[Your goal]:
What is needed is an exact copy of all the data.

[Page and application data records]:
-- -- --

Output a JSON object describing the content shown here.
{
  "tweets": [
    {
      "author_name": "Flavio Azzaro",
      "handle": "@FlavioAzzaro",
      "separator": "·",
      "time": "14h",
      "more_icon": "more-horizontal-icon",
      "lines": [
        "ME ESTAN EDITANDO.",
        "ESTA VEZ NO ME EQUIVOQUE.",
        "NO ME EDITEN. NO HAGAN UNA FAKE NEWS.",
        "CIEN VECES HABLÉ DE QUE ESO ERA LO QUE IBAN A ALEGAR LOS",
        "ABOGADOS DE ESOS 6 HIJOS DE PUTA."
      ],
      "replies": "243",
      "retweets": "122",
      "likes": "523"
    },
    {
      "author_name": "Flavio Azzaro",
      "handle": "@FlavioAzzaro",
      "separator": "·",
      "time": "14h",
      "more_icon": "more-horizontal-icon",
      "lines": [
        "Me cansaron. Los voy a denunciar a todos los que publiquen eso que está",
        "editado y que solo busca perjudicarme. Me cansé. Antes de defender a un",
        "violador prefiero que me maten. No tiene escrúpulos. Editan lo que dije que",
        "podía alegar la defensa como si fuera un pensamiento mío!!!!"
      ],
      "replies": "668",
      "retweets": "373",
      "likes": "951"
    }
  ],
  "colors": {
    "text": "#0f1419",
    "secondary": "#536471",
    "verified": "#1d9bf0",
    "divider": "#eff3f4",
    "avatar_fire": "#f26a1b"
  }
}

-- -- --

[Task answer]:
Output a JSON object describing the content shown here.
{
  "tweets": [
    {
      "author_name": "Flavio Azzaro",
      "handle": "@FlavioAzzaro",
      "separator": "·",
      "time": "14h",
      "more_icon": "more-horizontal-icon",
      "lines": [
        "ME ESTAN EDITANDO.",
        "ESTA VEZ NO ME EQUIVOQUE.",
        "NO ME EDITEN. NO HAGAN UNA FAKE NEWS.",
        "CIEN VECES HABLÉ DE QUE ESO ERA LO QUE IBAN A ALEGAR LOS",
        "ABOGADOS DE ESOS 6 HIJOS DE PUTA."
      ],
      "replies": "243",
      "retweets": "122",
      "likes": "523"
    },
    {
      "author_name": "Flavio Azzaro",
      "handle": "@FlavioAzzaro",
      "separator": "·",
      "time": "14h",
      "more_icon": "more-horizontal-icon",
      "lines": [
        "Me cansaron. Los voy a denunciar a todos los que publiquen eso que está",
        "editado y que solo busca perjudicarme. Me cansé. Antes de defender a un",
        "violador prefiero que me maten. No tiene escrúpulos. Editan lo que dije que",
        "podía alegar la defensa como si fuera un pensamiento mío!!!!"
      ],
      "replies": "668",
      "retweets": "373",
      "likes": "951"
    }
  ],
  "colors": {
    "text": "#0f1419",
    "secondary": "#536471",
    "verified": "#1d9bf0",
    "divider": "#eff3f4",
    "avatar_fire": "#f26a1b"
  }
}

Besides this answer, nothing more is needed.